Friday, 9 December 2011

How (not) to sell your house

I don't know about you, but I thought there were various rules you followed when you want to sell your house. Not that I am any sort of an expert as I have only ever sold one house, and I can't remember but I probably wasn't even around to sell it at the time (being as how I was living elsewhere and the selling of the house was part of the divorce settlement business).

Anyway I thought that part of the deal was that you made your house look as attractive as possible, etc, etc - which used to include roasting a single coffee bean under your grill to make the house smell inviting, but that may have gone by the board now, Terence Conran having moved on, as t'were.

The point is that 'the Americans who live over the road' are trying to sell their house, having found another one that they think they like better.

Well, good. Eighteen months ago the man of the house (lecturer at University) had scaffolding erected in front of their house and spent several months renovating the front. This didn't include the month of August when they go back to the States to visit family, but he renewed the soffits, painted the whole of the front, window frames, etc ... except for the front door surround. This stayed resolutely unpainted, even after the scaffolding had been removed.
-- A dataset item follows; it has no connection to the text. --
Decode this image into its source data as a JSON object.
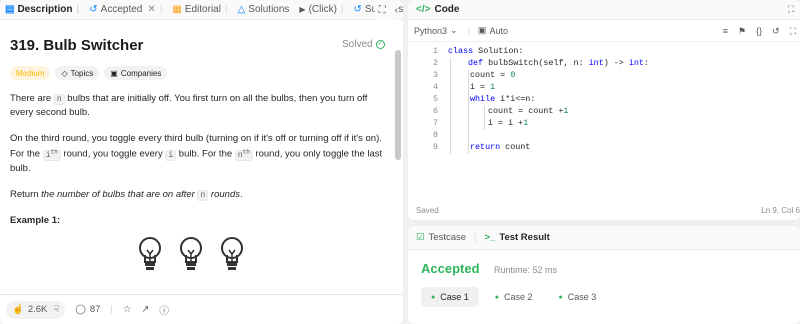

And then the house was put on the market. I should say, at this point, that not only did the front door surround remain unpainted but the front garden dividing wall was also unpainted. This wall is in extremely bad condition. It is a brick wall with painted render. Except that all the render has either fallen off or is threatening to do so. This makes the wall look mega-crap.

Last week a "builder" turned up and started work on the front door surround. It has now been taken back and re-rendered and is clearly waiting for it to dry. But nothing has been done about the wall, which is in all honesty a bit of an eyesore.

The other strange thing, to my eyes at least, is that the toilet overflow (which discharges to the front of the property, roughly over where the bin is, which accentuates any noise made) - well if no-one has used the toilet in the last (I haven't measured the time needed, I'm not that much of a nerd), but if they haven't used it recently then it drips - quite loudly.

Now I don't know about you, but if I was looking for a property to buy (and I look in the estate agents' windows on the way to the shops most days, and it is noticeable that certain properties, at least, haven't moved for months) then there are certain things that would put me off. What do you think?


  1. It's surprising that people don't step outside, as it were - whether literally or not, but be dispassionate - and see what a potential buyer would notice. There are eyesores that, after a while, I cease to notice, but someone else spots at once. You'd think an estate agent would have a tactful word, too.

  2. I think buyers make their mind up between the front door and the kitchen. The smell of over-burnt bean is probably putting people off.

  3. When I sell my house (which I will, one day) I will only entertain buyers who are capable of seeing through gthe cheaply remedied superficial blemishes to the structural soundness and aesthetic glory of it. At least that's what I did when I bought it. So there.